“Research suggests that maintaining a positive attitude and using mental skills are related to a shorter rehabilitation. In fact, when Ievleva and Orlick (1999) compared slow and fast healers, they found that the fast healers:
- took personal responsibility for healing, had high desire and determination, had more social support, maintained a positive attitude, used creative visualization, were less fearful of re-injury upon return to full participation”
Dryw Dworsky, Ph.D. & Vikki Krane, Ph.D.
Bowling Green State University
Although this area is extremely interesting and some would argue as important as any other, it is not easy to put concrete parameters around the methods that can be useful to those reading this article. I could simple say ‘Be positive and have a high desire to heal’ but that ultimately will not mean a huge amount to most people. Really to gain benefit from mindful attention on healing, we need to first be mindful of the healing process and what changes are occurring over time as we focus our attention on our breathing and opening methods. But then we need to also have a positive outlook on the entire problem of injury and its place in our personal Martial Arts journey. This is hard to define with clarity as I am sure you can appreciate.
Far clearer is how we can use the mind during our healing sessions. This, again, is something that is present in the ancient healing techniques that martial artists would use to ensure they could recover as quickly as possible and train the next day. Some people have speculated that the large adoption of mindful meditation practices by early martial artists was for this very purpose. An ability to focus the mind on the site of injury and especially during rehabilitation techniques is not only useful, it is vital.

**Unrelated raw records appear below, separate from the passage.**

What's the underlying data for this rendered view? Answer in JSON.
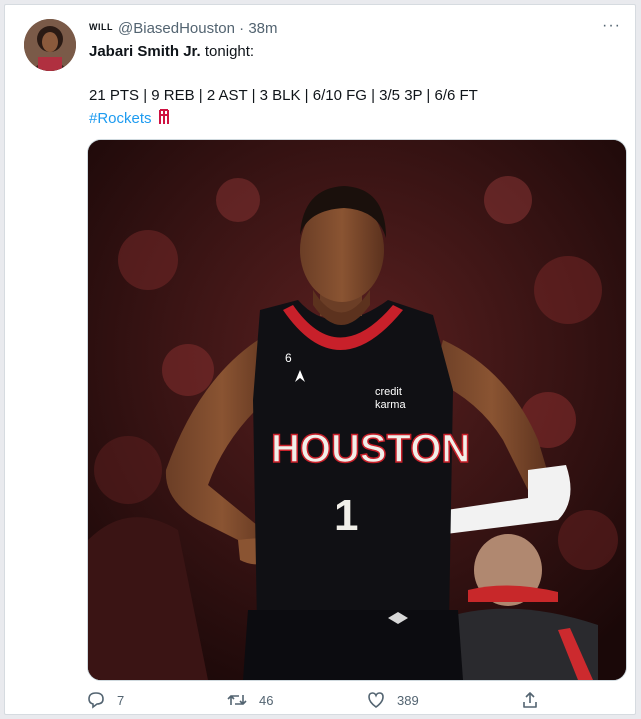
{
  "tweet": {
    "display_name": "WILL",
    "handle": "@BiasedHouston",
    "separator": "·",
    "time": "38m",
    "more_label": "···",
    "player_name": "Jabari Smith Jr.",
    "title_rest": " tonight:",
    "stat_line": "21 PTS | 9 REB | 2 AST | 3 BLK | 6/10 FG | 3/5 3P | 6/6 FT",
    "hashtag": "#Rockets",
    "hashtag_icon": "rockets-logo-icon"
  },
  "media": {
    "jersey_text": "HOUSTON",
    "jersey_number": "1",
    "patch_number": "6",
    "sponsor_line1": "credit",
    "sponsor_line2": "karma"
  },
  "actions": {
    "reply_count": "7",
    "retweet_count": "46",
    "like_count": "389"
  },
  "colors": {
    "link": "#1d9bf0",
    "rockets_red": "#ce1141",
    "muted": "#536471"
  }
}
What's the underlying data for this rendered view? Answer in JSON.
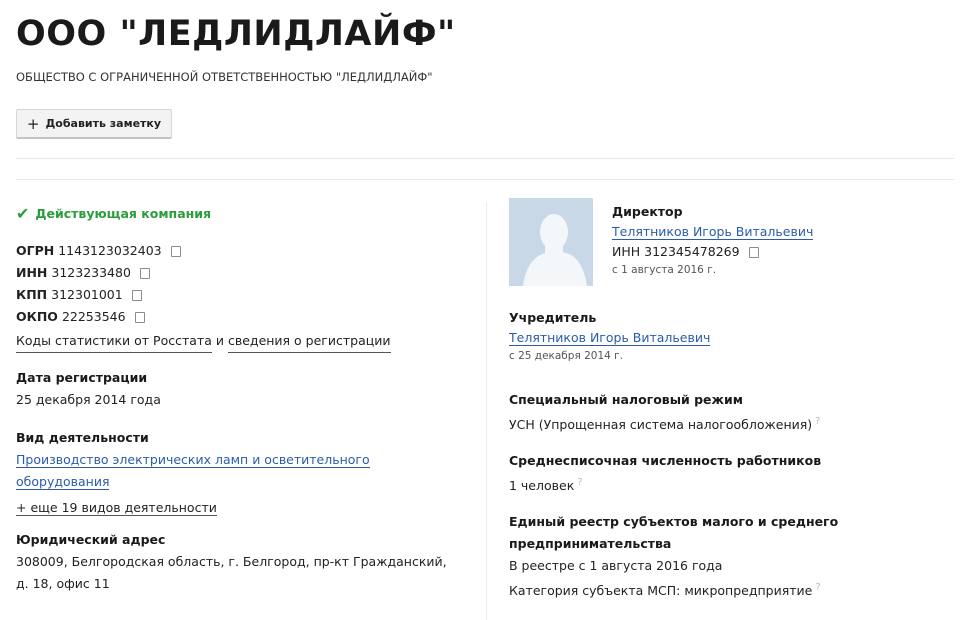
{
  "header": {
    "title": "ООО \"ЛЕДЛИДЛАЙФ\"",
    "full_name": "ОБЩЕСТВО С ОГРАНИЧЕННОЙ ОТВЕТСТВЕННОСТЬЮ \"ЛЕДЛИДЛАЙФ\"",
    "note_button": "Добавить заметку"
  },
  "left": {
    "status": "Действующая компания",
    "codes": [
      {
        "label": "ОГРН",
        "value": "1143123032403"
      },
      {
        "label": "ИНН",
        "value": "3123233480"
      },
      {
        "label": "КПП",
        "value": "312301001"
      },
      {
        "label": "ОКПО",
        "value": "22253546"
      }
    ],
    "stats_link": "Коды статистики от Росстата",
    "stats_and": "и",
    "reg_link": "сведения о регистрации",
    "reg_date_label": "Дата регистрации",
    "reg_date": "25 декабря 2014 года",
    "activity_label": "Вид деятельности",
    "activity_line1": "Производство электрических ламп и осветительного",
    "activity_line2": "оборудования",
    "more_activities": "+ еще 19 видов деятельности",
    "address_label": "Юридический адрес",
    "address_line1": "308009, Белгородская область, г. Белгород, пр-кт Гражданский,",
    "address_line2": "д. 18, офис 11"
  },
  "right": {
    "director_label": "Директор",
    "director_name": "Телятников Игорь Витальевич",
    "director_inn": "ИНН 312345478269",
    "director_since": "с 1 августа 2016 г.",
    "founder_label": "Учредитель",
    "founder_name": "Телятников Игорь Витальевич",
    "founder_since": "с 25 декабря 2014 г.",
    "tax_label": "Специальный налоговый режим",
    "tax_value": "УСН (Упрощенная система налогообложения)",
    "employees_label": "Среднесписочная численность работников",
    "employees_value": "1 человек",
    "registry_label_line1": "Единый реестр субъектов малого и среднего",
    "registry_label_line2": "предпринимательства",
    "registry_since": "В реестре с 1 августа 2016 года",
    "registry_category": "Категория субъекта МСП: микропредприятие"
  },
  "icons": {
    "copy": "copy-icon",
    "help": "question-mark-icon",
    "check": "check-icon",
    "plus": "plus-icon",
    "avatar": "person-silhouette"
  },
  "colors": {
    "status_green": "#2a9d3c",
    "link_blue": "#2a5da8",
    "avatar_bg": "#c9d8e6"
  }
}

When we are performing healing work on our own, be that breathing work, opening or conventional stabilisation methods we need to maintain a close inspection of how these methods are impacting the site of injury. Without mindful practice it would be extremely easy to go too far and set the healing process back. As you breath, open the joints, extend or move to recover you should be focusing deeply on the site of injury, feeling every millimetre of movement extremely clearly. Then you will get to points where you are working in the injury site without going past its healing range. Over time you constantly ‘feel’ and reach the injury site and this in turn directs the body to focus its healing more precisely.
Healing takes focus.
The concepts presented in this article are designed to point you in the right direction for techniques and methods that can be used to enhance the early phases of the healing process, during what would classically be called the resting phase of recovery. They are not replacements for other techniques and should be used and considered in addition to them. But perhaps the most important point to make, to those suffering with injury, is that you should approach it as a task to be completed rather than something that will just happen. If you ‘wait it out’ often the recovery will take far longer than if you focus on recovery with purpose and drive.
It takes focus, time and dedication to effectively heal yourself of injuries. If you place that responsibility in your own hands, and work hard … but with softness and attention, you may well speed up the healing of injuries that would have otherwise crippled you for much longer. I have improved the recovery time of muscle tears, sprains, joint damage and even a spine injury using the methods presented here in the early phases of the injury.
You too can Breathe, Open, and think your way towards recovery. Above all else, be mindful and respect your injuries, but be positive and understand that they will be resolved.
Links to studies
Oxygen for sports injury recovery